**WORKING DATA:**
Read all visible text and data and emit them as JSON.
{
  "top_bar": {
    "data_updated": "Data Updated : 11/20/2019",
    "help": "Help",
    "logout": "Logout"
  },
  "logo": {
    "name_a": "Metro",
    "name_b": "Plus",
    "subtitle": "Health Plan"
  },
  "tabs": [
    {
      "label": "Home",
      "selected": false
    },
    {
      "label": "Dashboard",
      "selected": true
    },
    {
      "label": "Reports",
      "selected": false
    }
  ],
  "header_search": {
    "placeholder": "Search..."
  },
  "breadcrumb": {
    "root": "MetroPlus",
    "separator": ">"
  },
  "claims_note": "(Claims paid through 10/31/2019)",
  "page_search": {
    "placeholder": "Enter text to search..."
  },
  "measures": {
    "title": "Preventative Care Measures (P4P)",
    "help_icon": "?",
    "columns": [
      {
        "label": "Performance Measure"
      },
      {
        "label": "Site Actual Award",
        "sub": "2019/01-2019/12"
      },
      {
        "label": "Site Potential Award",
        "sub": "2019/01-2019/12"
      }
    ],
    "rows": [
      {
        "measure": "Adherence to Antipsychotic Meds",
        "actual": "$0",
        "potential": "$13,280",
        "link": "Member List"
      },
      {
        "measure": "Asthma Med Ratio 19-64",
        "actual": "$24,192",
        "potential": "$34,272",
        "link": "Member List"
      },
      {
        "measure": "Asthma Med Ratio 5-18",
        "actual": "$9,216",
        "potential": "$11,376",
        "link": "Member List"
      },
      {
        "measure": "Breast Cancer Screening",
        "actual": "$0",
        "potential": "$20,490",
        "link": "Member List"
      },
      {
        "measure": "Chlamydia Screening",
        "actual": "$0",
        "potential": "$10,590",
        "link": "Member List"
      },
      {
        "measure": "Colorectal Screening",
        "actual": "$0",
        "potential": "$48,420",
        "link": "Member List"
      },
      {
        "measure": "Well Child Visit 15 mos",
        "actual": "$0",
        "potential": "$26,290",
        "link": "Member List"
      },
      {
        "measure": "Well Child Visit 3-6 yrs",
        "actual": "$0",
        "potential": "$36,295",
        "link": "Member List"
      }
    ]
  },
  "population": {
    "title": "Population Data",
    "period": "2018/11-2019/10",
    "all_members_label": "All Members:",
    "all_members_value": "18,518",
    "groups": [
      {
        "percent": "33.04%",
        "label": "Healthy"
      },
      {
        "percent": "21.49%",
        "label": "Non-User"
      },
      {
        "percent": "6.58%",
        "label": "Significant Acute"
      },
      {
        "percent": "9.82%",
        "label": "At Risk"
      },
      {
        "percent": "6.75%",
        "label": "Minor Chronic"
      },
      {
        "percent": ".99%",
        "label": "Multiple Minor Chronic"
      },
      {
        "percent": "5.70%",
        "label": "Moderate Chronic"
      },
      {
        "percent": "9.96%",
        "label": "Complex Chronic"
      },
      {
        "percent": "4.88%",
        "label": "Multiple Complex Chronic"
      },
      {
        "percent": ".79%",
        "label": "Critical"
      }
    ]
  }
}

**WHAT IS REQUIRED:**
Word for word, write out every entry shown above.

**RESULT OF THE TASK:**
Read all visible text and data and emit them as JSON.
{
  "top_bar": {
    "data_updated": "Data Updated : 11/20/2019",
    "help": "Help",
    "logout": "Logout"
  },
  "logo": {
    "name_a": "Metro",
    "name_b": "Plus",
    "subtitle": "Health Plan"
  },
  "tabs": [
    {
      "label": "Home",
      "selected": false
    },
    {
      "label": "Dashboard",
      "selected": true
    },
    {
      "label": "Reports",
      "selected": false
    }
  ],
  "header_search": {
    "placeholder": "Search..."
  },
  "breadcrumb": {
    "root": "MetroPlus",
    "separator": ">"
  },
  "claims_note": "(Claims paid through 10/31/2019)",
  "page_search": {
    "placeholder": "Enter text to search..."
  },
  "measures": {
    "title": "Preventative Care Measures (P4P)",
    "help_icon": "?",
    "columns": [
      {
        "label": "Performance Measure"
      },
      {
        "label": "Site Actual Award",
        "sub": "2019/01-2019/12"
      },
      {
        "label": "Site Potential Award",
        "sub": "2019/01-2019/12"
      }
    ],
    "rows": [
      {
        "measure": "Adherence to Antipsychotic Meds",
        "actual": "$0",
        "potential": "$13,280",
        "link": "Member List"
      },
      {
        "measure": "Asthma Med Ratio 19-64",
        "actual": "$24,192",
        "potential": "$34,272",
        "link": "Member List"
      },
      {
        "measure": "Asthma Med Ratio 5-18",
        "actual": "$9,216",
        "potential": "$11,376",
        "link": "Member List"
      },
      {
        "measure": "Breast Cancer Screening",
        "actual": "$0",
        "potential": "$20,490",
        "link": "Member List"
      },
      {
        "measure": "Chlamydia Screening",
        "actual": "$0",
        "potential": "$10,590",
        "link": "Member List"
      },
      {
        "measure": "Colorectal Screening",
        "actual": "$0",
        "potential": "$48,420",
        "link": "Member List"
      },
      {
        "measure": "Well Child Visit 15 mos",
        "actual": "$0",
        "potential": "$26,290",
        "link": "Member List"
      },
      {
        "measure": "Well Child Visit 3-6 yrs",
        "actual": "$0",
        "potential": "$36,295",
        "link": "Member List"
      }
    ]
  },
  "population": {
    "title": "Population Data",
    "period": "2018/11-2019/10",
    "all_members_label": "All Members:",
    "all_members_value": "18,518",
    "groups": [
      {
        "percent": "33.04%",
        "label": "Healthy"
      },
      {
        "percent": "21.49%",
        "label": "Non-User"
      },
      {
        "percent": "6.58%",
        "label": "Significant Acute"
      },
      {
        "percent": "9.82%",
        "label": "At Risk"
      },
      {
        "percent": "6.75%",
        "label": "Minor Chronic"
      },
      {
        "percent": ".99%",
        "label": "Multiple Minor Chronic"
      },
      {
        "percent": "5.70%",
        "label": "Moderate Chronic"
      },
      {
        "percent": "9.96%",
        "label": "Complex Chronic"
      },
      {
        "percent": "4.88%",
        "label": "Multiple Complex Chronic"
      },
      {
        "percent": ".79%",
        "label": "Critical"
      }
    ]
  }
}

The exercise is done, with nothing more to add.